Now we are going to deliver you all the necessary information in order to get married in Italy, and to make it legal in the United States. This content is only for American couples interested in having a destination Wedding in Italy and assumes that either the bride and the groom are USA citizens.
1) ABOUT THE ATTO NOTORIO
Before leaving the US, the first document you need to obtain is called the “Atto Notorio”, or “Affidavit”. This is a declaration stating that you and your fiancé are who you affirm to be and that you are free to marry each other. You must present the following documents in order to get the Atto Notorio:
a) Your and your fiancé’s long-form birth certificates, which show your parent’s full names.
b) If one of you is divorced or widowed, you need your original divorce decree or the death certificate of your previous spouse. Note that in Italy, there is a law that specifies that women whose previous marriage was terminated within the last 300 days need to obtain a waiver from the Italian District Attorney’s Office. This rule is to guarantee that the bride isn’t pregnant with another man’s baby. The District Attorney will also be asking for medical evidence.
c) Once you have these documents ready, you have to send them in for translation (to a certificated translator), and you will also need to apostille them. The apostilles don’t demand your presence, you can send the documents via mail to the Secretary of State’s Notary Public of your specific state.
d) Both of your passports and one copy each.
e) Four witnesses with their ID and a copy of it (it can be their driver’s license). They must be over 18 and unrelated to either of the two parties or to each other. The number of witnesses may vary from state to state, so when you get your appointment at the Italian embassy/consulate in the States, double-check with them as to how many witnesses you are going to need to bring in order to get the Atto Notorio.

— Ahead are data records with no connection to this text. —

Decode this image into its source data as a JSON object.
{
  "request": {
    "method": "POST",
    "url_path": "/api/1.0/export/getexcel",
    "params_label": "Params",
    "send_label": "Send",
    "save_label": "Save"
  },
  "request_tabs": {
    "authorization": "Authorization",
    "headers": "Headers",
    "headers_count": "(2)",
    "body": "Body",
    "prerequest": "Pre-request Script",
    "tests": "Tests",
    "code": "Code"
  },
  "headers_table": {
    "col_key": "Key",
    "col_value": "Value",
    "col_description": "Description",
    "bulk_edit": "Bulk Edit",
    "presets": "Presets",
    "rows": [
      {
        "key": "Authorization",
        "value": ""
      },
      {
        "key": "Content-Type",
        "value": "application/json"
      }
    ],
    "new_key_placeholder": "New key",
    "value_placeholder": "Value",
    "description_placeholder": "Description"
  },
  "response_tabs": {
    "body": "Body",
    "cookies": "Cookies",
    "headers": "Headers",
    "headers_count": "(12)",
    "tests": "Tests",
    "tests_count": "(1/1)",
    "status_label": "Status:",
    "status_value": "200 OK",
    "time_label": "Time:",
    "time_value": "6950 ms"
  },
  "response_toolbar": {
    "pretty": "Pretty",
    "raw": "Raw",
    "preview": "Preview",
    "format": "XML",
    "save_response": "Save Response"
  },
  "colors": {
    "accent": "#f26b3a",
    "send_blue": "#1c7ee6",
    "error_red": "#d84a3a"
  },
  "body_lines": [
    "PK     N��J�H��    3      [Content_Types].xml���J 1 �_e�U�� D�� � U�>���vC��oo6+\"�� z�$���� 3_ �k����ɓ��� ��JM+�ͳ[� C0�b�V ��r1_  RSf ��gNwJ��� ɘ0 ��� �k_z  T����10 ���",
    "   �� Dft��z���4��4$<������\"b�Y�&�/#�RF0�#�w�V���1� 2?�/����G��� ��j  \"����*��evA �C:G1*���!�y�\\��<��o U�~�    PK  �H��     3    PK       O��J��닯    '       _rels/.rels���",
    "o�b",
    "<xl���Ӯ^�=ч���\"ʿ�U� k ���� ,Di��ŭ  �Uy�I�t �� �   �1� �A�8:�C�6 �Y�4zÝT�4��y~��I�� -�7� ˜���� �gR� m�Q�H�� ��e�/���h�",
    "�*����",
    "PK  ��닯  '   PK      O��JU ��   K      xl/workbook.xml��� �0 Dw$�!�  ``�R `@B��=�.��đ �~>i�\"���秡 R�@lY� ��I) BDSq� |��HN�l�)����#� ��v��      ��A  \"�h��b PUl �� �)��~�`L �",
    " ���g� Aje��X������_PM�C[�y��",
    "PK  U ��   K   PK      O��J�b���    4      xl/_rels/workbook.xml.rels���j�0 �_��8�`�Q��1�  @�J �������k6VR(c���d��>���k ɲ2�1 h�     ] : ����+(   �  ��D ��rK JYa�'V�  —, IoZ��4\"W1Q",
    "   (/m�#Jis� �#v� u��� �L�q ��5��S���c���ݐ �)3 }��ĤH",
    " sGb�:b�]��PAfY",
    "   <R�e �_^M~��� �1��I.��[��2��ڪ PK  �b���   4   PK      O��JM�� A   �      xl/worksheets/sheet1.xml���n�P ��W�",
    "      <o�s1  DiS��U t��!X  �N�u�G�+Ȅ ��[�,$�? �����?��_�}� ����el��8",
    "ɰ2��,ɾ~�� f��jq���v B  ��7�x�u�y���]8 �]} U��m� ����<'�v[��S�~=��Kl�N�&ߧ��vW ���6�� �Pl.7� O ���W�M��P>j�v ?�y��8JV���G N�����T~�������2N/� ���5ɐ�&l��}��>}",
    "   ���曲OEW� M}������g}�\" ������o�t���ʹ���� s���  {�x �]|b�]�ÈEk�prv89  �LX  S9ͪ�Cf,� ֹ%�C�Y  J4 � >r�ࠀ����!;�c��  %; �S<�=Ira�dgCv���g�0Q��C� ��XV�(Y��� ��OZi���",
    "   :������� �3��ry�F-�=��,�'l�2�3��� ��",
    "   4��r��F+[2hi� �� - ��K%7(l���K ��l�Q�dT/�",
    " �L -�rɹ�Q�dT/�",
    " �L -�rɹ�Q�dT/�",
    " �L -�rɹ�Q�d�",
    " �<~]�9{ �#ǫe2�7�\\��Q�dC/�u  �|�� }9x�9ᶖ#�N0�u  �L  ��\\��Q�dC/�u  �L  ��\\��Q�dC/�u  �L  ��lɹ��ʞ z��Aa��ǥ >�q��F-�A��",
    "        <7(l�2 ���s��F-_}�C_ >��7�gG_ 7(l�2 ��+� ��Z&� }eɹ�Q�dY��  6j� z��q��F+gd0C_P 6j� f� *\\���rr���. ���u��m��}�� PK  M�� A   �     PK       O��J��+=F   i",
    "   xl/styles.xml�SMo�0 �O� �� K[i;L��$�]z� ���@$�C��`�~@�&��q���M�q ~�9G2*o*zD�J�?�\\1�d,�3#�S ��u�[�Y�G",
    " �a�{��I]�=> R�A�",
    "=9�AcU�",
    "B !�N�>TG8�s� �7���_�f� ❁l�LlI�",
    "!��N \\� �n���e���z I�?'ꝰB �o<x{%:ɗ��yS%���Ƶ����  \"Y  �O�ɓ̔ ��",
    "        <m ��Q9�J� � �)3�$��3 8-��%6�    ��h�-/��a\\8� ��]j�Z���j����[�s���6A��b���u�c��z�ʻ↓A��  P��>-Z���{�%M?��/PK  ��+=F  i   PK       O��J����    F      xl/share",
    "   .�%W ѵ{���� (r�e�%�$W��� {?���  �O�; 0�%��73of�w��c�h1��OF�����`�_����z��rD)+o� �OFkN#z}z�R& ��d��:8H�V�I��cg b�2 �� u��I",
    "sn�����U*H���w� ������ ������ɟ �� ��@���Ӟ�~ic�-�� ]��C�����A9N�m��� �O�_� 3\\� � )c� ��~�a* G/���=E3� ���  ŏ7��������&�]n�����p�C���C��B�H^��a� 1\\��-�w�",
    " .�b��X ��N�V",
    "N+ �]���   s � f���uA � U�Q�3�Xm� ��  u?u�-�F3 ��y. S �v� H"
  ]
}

The affidavit will state that the witnesses swear under the penalty of perjury that they personally know the U.S. citizens, and that they personally know that the U.S. citizens have never been married or that are now divorced or widowed, that to the best of their knowledge the U.S. citizens are free to marry in accordance with the local laws, and that there are no objections for the U.S. citizens to be married in Italy. On the Atto Notorio, the names of the US citizens who are getting married in Italy, must match the ones indicated on their birth certificate. The affidavit must be executed within 90 days from the date of marriage, so it is important to obtain it three months prior to your wedding date in Italy. For example, if you are going to get married in June, you must receive your atto notorio in the month of March, and not earlier, otherwise, it will expire by the time you get married.
Once you have these documents ready, translated and apostilled, you have to go on to step 2.
2) MAKE AN APPOINTMENT AT THE NEAREST ITALIAN EMBASSY/CONSULATE IN THE UNITED STATES.
The Italian embassy or consulate isn’t located in every state within the USA, so it can be a little uncomfortable to join it. Once your appointment is set, you need to bring your witnesses with you, submit all your documents and they will be sworn in. Done? Perfect! You're officially getting your first Italian document!
Please, check that at the top of the page of the Atto Notorio the details “Repubblica Italiana” and “Consolato Generale D’Italia” are specifically indicated, otherwise the Atto Notorio is not valid.
3) THE NULLA OSTA
You will get the Nulla Osta in Italy at the US embassy or consulate (in Milan, Genoa, Venice, Florence, Rome, Naples or Palermo).
In order to receive the Nulla Osta, you will need to make another sworn statement that no impediments will prevent you from getting legally married in Italy. You have to set an appointment in order to get the Nulla Osta, and this document is valid for 6 months. It is important to schedule it at least one month before your wedding date and to keep in mind that the USA embassy/consulate gives out appointments only on Tuesdays and Thursdays, so make sure you arrive in Italy in time to complete the procedure correctly. They will release you two Nulla Osta documents, one for the bride and one for the groom, which cost $50 USD per person, or the equivalent in euros.
Please note that it is extremely important not to forget the original of your documents, your passports and your $50 per person otherwise the procedure won’t complete successfully.
Make sure that your full name is written in the same way both on your passports, atto notorio, and on the nulla osta. Otherwise, your paperwork will not be valid. The brides have to write out their maiden name!
Once you have obtained your Nulla Osta documentation, you can take your certifications to the local “Prefettura'' of the district where you are getting married that will legalize them.
You will have to bring with you two 16 € revenue stamps, also called “marca da bollo”, that you can purchase at any “Tabaccheria” (Tobacco shop).
5) DECLARATION OF INTENTION TO MARRY
Once everything is done, the last thing to arrange is the appointment at the Town hall where you want to get married. Complete a “Declaration of Intention to Marry” and present all the documents to the Marriage office. I recommend you to take an interpreter with you if you don’t speak Italian at all.
This process is undoubtedly complicated so if you want to avoid any mistakes, if you have problems finding an interpreter or making the proper appointments, WPS will guide you through every step of the way!